Meanwhile in the Mediterranean...
The UN investigation set in motion by Secretary-General Ban Ki-moon may provide more clarity, but only if it manages to get properly underway. Notwithstanding the acute safety concerns of operating inside Syria, at present a 15-strong investigation team is waiting in Cyprus—ready for deployment—while negotiations continue between Syria and the UN over how the investigation should be conducted.
Discussions have reportedly reached an impasse over where the UN team can and can't go inside Syria. On 8 April, speaking in The Hague at the Third Review Conference of the Chemical Weapons Convention, Mr Ban noted that in addition to Syria's allegations of chemical weapons use near Aleppo, other member states had, he said, brought to his attention 'additional locations where chemical weapons were allegedly used' and requested investigations of those. 'My position is clear,' he went on: 'All serious claims should be examined without delay, without conditions and without exception.'
The following day, the state-run Syrian Arab News Agency (SANA) reported that the Syrian regime was rebuffing efforts by Mr Ban to widen the investigation beyond Khan al-Asal. Such 'additional investigations' served as indications of 'hidden intentions' on the part of other states to violate Syrian sovereignty, a Syrian government source was quoted by SANA as saying. The 'real negative role' played by the UN in the run-up to the 2003 invasion of Iraq was also cited by Syria as a further reason for limiting the extent of the investigators’ freedom of movement.
The additional locations in question refer to Homs, where chemical weapons are alleged to have been used in December 2012, and Damascus, where they were allegedly used this March. Pressure on the UN secretary-general to investigate all three incidents—Aleppo, Homs and Damascus—has reportedly been led by France and the UK. All three incidents are subject to accusations and counter-accusations by the regime and the rebels.
Whether any of the three locations will be subject to proper investigation remains uncertain. Without the sort of covert sampling carried out by British intelligence, investigators need access on the ground to be able to do their investigations properly. And no amount of covert sample-gathering can provide the kind of transparency that goes along with proper site access.
But even if the diplomatic back-and-forth between Syria and the UN is resolved, the question of safety and security is hardly likely to be. Three years into the conflict, Syria remains as much a warzone as ever.
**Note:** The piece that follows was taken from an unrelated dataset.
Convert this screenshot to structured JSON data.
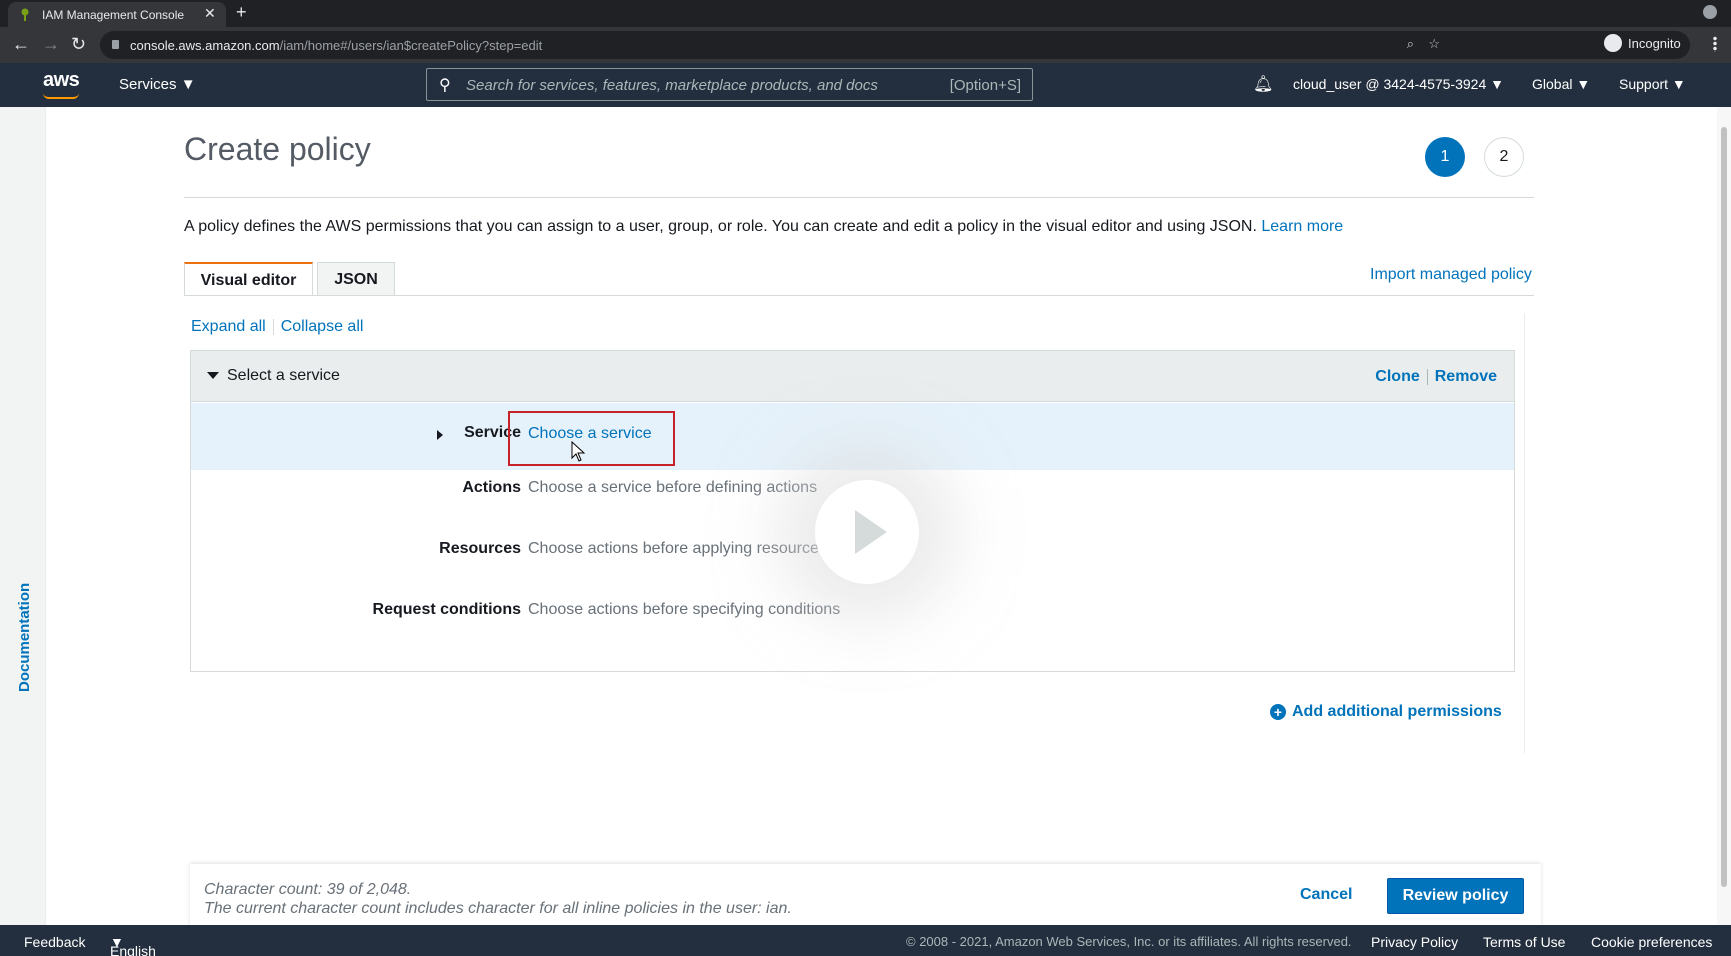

For as long as that remains the case, it is hard to see how investigators can conduct an enquiry that begins to clear up some of the many unanswered questions that this conflict continues to pile up.
Click below for VERTIC's past coverage of the war in Syria:
'UN investigation launched into possible chemical weapons use in Syria', David Cliff, 28 March 2013

Last changed: Aug 16 2013 at 5:30 PM